The informal economy is widespread, diverse, and deeply tied to the formal economy. It is also full of paradoxes and contradictions: it is entrepreneurial yet exploitative; it includes small independent businesses along large corporations; some jobs generate very high income but many pay poverty wages; it is officially regulated yet effectively unregulated; it is typically hidden yet often visible; and it plays a key role in supporting communities but simultaneously marginalizes workers. All of these contradictions make it difficult to define the informal economy and to offer simple answers and solutions.
Although all forms of informal work are unregulated or unprotected, there are many different types of informal work. This often leads to confusion regarding the best way to address informality. If we loosen regulations and allow informal economic activities to grow, we may help some small entrepreneurs flourish, but we may also give larger employers permission to further exploit workers and deny them basic protections and benefits. If, instead, we re-regulate the economy and strengthen the enforcement of existing regulations and labor laws, we may improve the work arrangements of many workers, but we may also push some further underground as corporations will inevitable seek new ways to keep costs down.
A one-size-fit-all solution is unlikely to be effective at reducing abuses while supporting the workers who are providing valuable goods and services to their communities. Small entrepreneurs who “break the law” to support their families should perhaps be treated differently than large corporations that do so to make more profit at the expense of workers.
There is a growing recognition that in many places informal economic activities are sustaining and strengthening communities. In the absence of social programs and formal retailers, informal businesses supply basic goods and services and help create a sense of place and community. They also provide income-generating opportunities for residents who do not have access to formal jobs for a variety of reasons often linked to their class, race, and gender. We see that clearly in Boyle Heights, Oakland, and other urban places which have been shaped by racial segregation and isolated from the mainstream economy. These dynamics are also at play in rural areas, where the economy is struggling. In these contexts, initiatives that help formalize informal businesses could be very helpful. This could be done by stopping the criminalization of street vendors and day laborers, streamlining the permitting process for small entrepreneurs, providing access to loans, improving financial literacy, helping producers market their products, and increasing the safety of workers and consumers. For example, there have been successful efforts to organize street vendors and day laborers. There have also been promising attempts to formalize informal housing to help address the lack of affordable units. Although some may be fearful that formalizing informal work, especially by undocumented immigrants, will generate undue competition with other formal businesses and workers, evidence suggest that the economy as a whole would benefit from such a move.
In the case of blatant violations of labor laws, however, leniency is not the best approach.
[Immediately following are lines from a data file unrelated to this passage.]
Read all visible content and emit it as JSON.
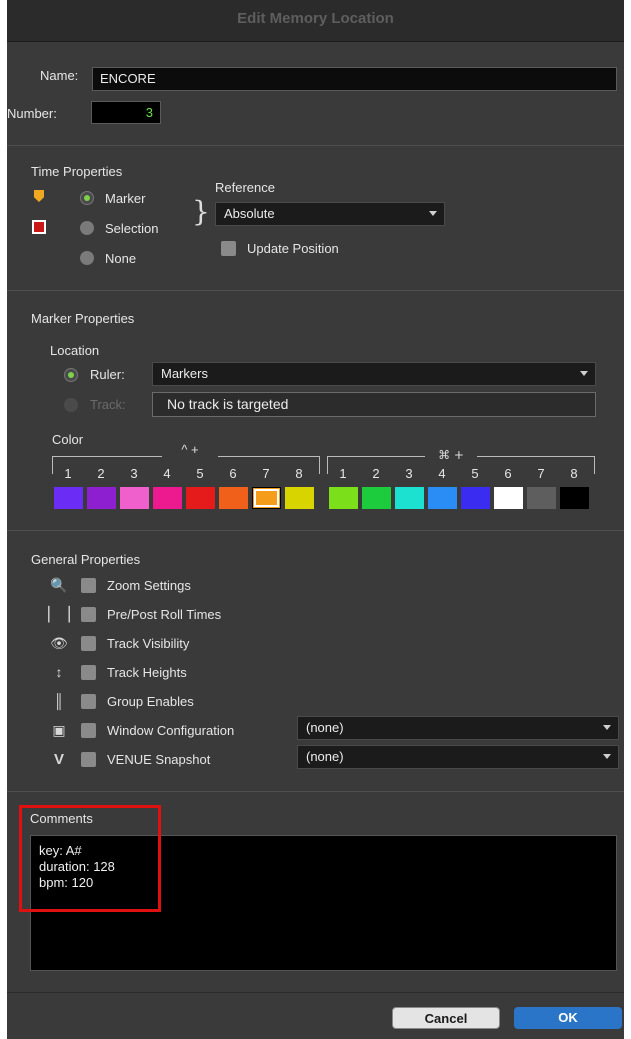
{
  "window": {
    "title": "Edit Memory Location"
  },
  "name_field": {
    "label": "Name:",
    "value": "ENCORE"
  },
  "number_field": {
    "label": "Number:",
    "value": "3"
  },
  "time_properties": {
    "title": "Time Properties",
    "radios": [
      "Marker",
      "Selection",
      "None"
    ],
    "selected": "Marker",
    "reference_label": "Reference",
    "reference_value": "Absolute",
    "update_position_label": "Update Position"
  },
  "marker_properties": {
    "title": "Marker Properties",
    "location_label": "Location",
    "ruler_label": "Ruler:",
    "ruler_value": "Markers",
    "track_label": "Track:",
    "track_value": "No track is targeted",
    "color_label": "Color",
    "group1_modifier": "^ +",
    "group2_modifier": "⌘ +",
    "numbers": [
      "1",
      "2",
      "3",
      "4",
      "5",
      "6",
      "7",
      "8"
    ],
    "colors_group1": [
      "#6b2cf5",
      "#8e1fd1",
      "#f060cc",
      "#ec1a8e",
      "#e51a1a",
      "#f0601a",
      "#f59c1a",
      "#d8d400"
    ],
    "colors_group2": [
      "#7be01a",
      "#1ccc3c",
      "#1ce0d0",
      "#2a8cf5",
      "#3a2cf0",
      "#ffffff",
      "#5e5e5e",
      "#000000"
    ],
    "selected_color_index": 6
  },
  "general_properties": {
    "title": "General Properties",
    "items": [
      {
        "icon": "magnifier-icon",
        "glyph": "🔍",
        "label": "Zoom Settings"
      },
      {
        "icon": "pre-post-roll-icon",
        "glyph": "▏▕",
        "label": "Pre/Post Roll Times"
      },
      {
        "icon": "eye-icon",
        "glyph": "👁",
        "label": "Track Visibility"
      },
      {
        "icon": "track-heights-icon",
        "glyph": "↕",
        "label": "Track Heights"
      },
      {
        "icon": "group-enables-icon",
        "glyph": "║",
        "label": "Group Enables"
      },
      {
        "icon": "window-config-icon",
        "glyph": "▣",
        "label": "Window Configuration"
      },
      {
        "icon": "venue-icon",
        "glyph": "V",
        "label": "VENUE Snapshot"
      }
    ],
    "window_config_value": "(none)",
    "venue_snapshot_value": "(none)"
  },
  "comments": {
    "title": "Comments",
    "lines": [
      "key: A#",
      "duration: 128",
      "bpm: 120"
    ]
  },
  "buttons": {
    "cancel": "Cancel",
    "ok": "OK"
  },
  "highlight_color": "#e01010",
  "accent_color": "#2a75c8"
}
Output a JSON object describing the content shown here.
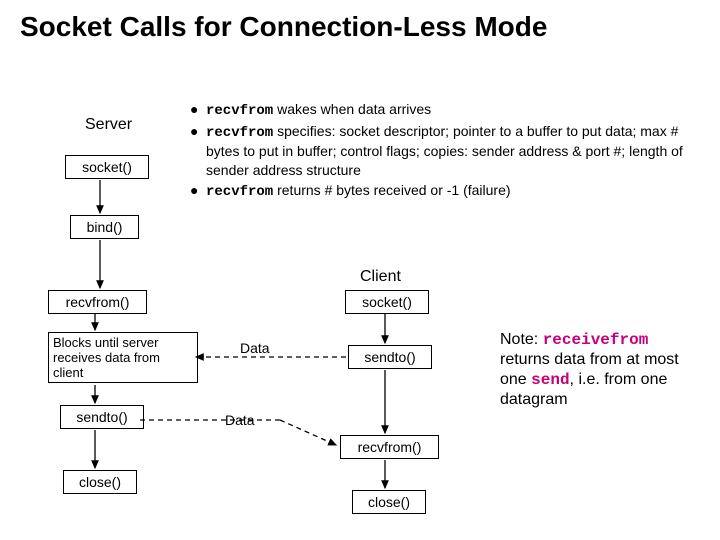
{
  "title": "Socket Calls for Connection-Less Mode",
  "bullets": {
    "b1a": "recvfrom",
    "b1b": " wakes when data arrives",
    "b2a": "recvfrom",
    "b2b": " specifies: socket descriptor; pointer to a buffer to put data; max # bytes to put in buffer; control flags; copies:  sender address & port #; length of sender address structure",
    "b3a": "recvfrom",
    "b3b": " returns # bytes received or -1 (failure)"
  },
  "labels": {
    "server": "Server",
    "client": "Client",
    "data1": "Data",
    "data2": "Data"
  },
  "server_boxes": {
    "socket": "socket()",
    "bind": "bind()",
    "recvfrom": "recvfrom()",
    "blocks": "Blocks until server receives data from client",
    "sendto": "sendto()",
    "close": "close()"
  },
  "client_boxes": {
    "socket": "socket()",
    "sendto": "sendto()",
    "recvfrom": "recvfrom()",
    "close": "close()"
  },
  "note": {
    "pre": "Note: ",
    "code1": "receivefrom",
    "mid1": " returns data from at most one ",
    "code2": "send",
    "mid2": ", i.e. from one datagram"
  }
}
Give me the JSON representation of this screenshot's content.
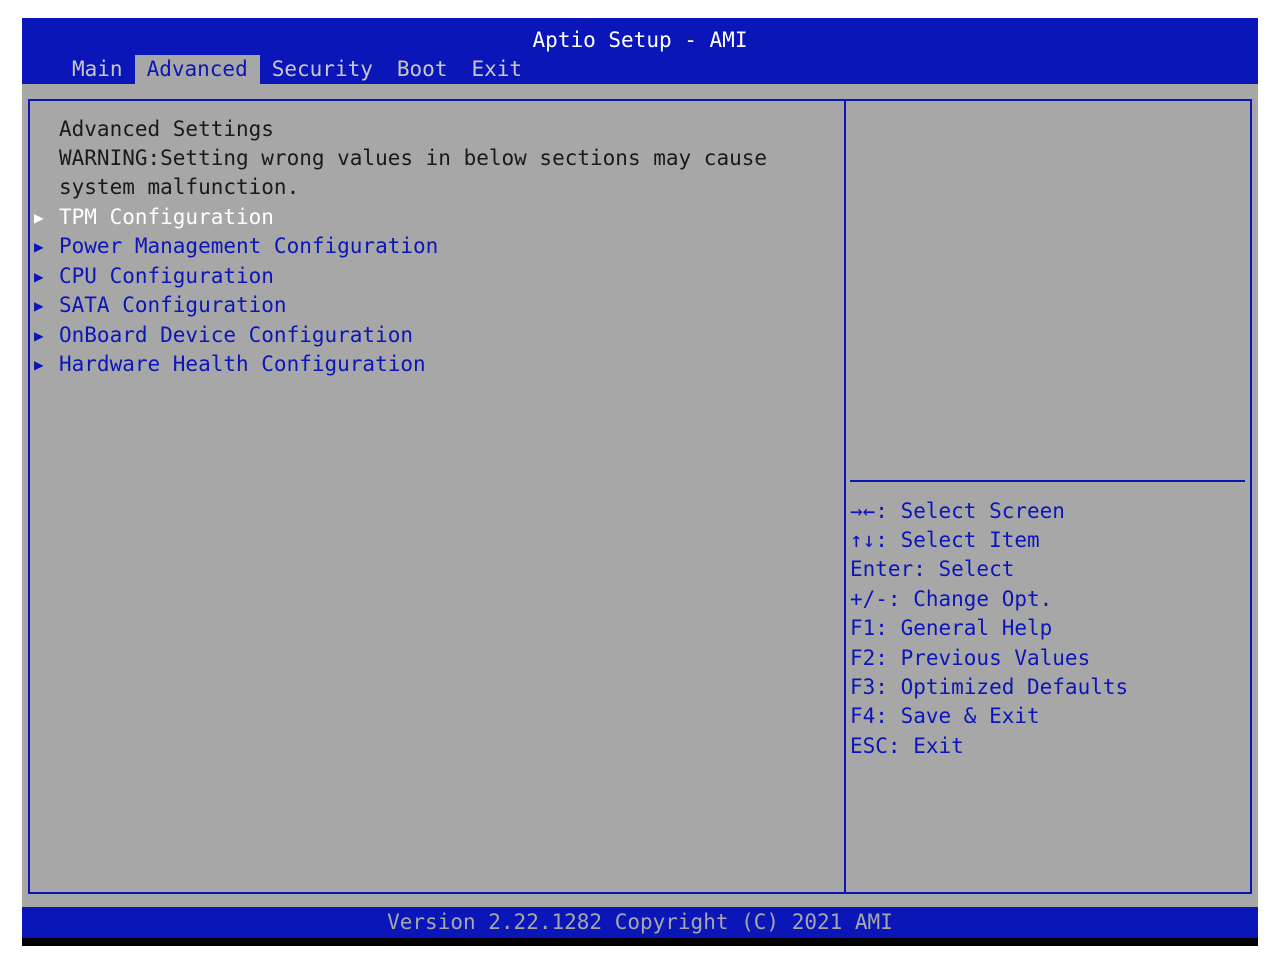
{
  "header": {
    "title": "Aptio Setup - AMI",
    "tabs": [
      "Main",
      "Advanced",
      "Security",
      "Boot",
      "Exit"
    ],
    "active_tab": "Advanced"
  },
  "main": {
    "heading": "Advanced Settings",
    "warning_line1": "WARNING:Setting wrong values in below sections may cause",
    "warning_line2": "system malfunction.",
    "items": [
      "TPM Configuration",
      "Power Management Configuration",
      "CPU Configuration",
      "SATA Configuration",
      "OnBoard Device Configuration",
      "Hardware Health Configuration"
    ],
    "selected_item": "TPM Configuration"
  },
  "help": {
    "keys": [
      "→←: Select Screen",
      "↑↓: Select Item",
      "Enter: Select",
      "+/-: Change Opt.",
      "F1: General Help",
      "F2: Previous Values",
      "F3: Optimized Defaults",
      "F4: Save & Exit",
      "ESC: Exit"
    ]
  },
  "footer": {
    "text": "Version 2.22.1282 Copyright (C) 2021 AMI"
  },
  "colors": {
    "bios_blue": "#0b16b8",
    "panel_gray": "#a7a7a7",
    "selected_text": "#ffffff"
  }
}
Here, stricter enforcement of existing laws (and perhaps new laws to deal with new types of labor arrangements such as independent contracting and gig work) is needed to ensure that employers to not shirk their responsibilities and that workers receive the protections and benefits to which they are entitled. Addressing the misclassification of workers as independent contractors is an important and pressing issue. Evidence from a new comparative study across OECD countries indicate that higher regulations or higher taxes are not related to more informality. Instead, the research shows that greater social transfers and higher levels of social protection are associated with lower employment in the informal economy. These findings suggest that re-regulating the economy is likely to reduce informality – not increase it as some neoliberal thinkers believe. In other words, we need to renew our social contract. As Centeno and Portes put it, “an informal economy will develop where and when it can,” particularly if the state lacks the capacity or the will to regulate and/or enforce existing regulation. In other words, governments have a central role to play in the formalization of the informal economy.
Regardless of the specific approach, however, solutions will require some form of collective actions and the leadership and collaboration of state agencies, nonprofits, unions, grassroot community organizations and other stakeholders to come up with a new social contract. The informal economy, however, remains poorly organized because participants are often fearful of being penalized since they too are breaking some rules, along with their employers. Recognizing the scope and diversity of the informal economy is a first step in drawing the attention of policy makers. Recently, labor unions have begun to pay attention to some sectors of the informal economy. In several cities, local government agencies are also slowly changing their attitude towards the informal economy, acknowledging its positive impacts on communities. Consumers too may have a role to play as they become aware of the effect of the informal economy on our quality of life.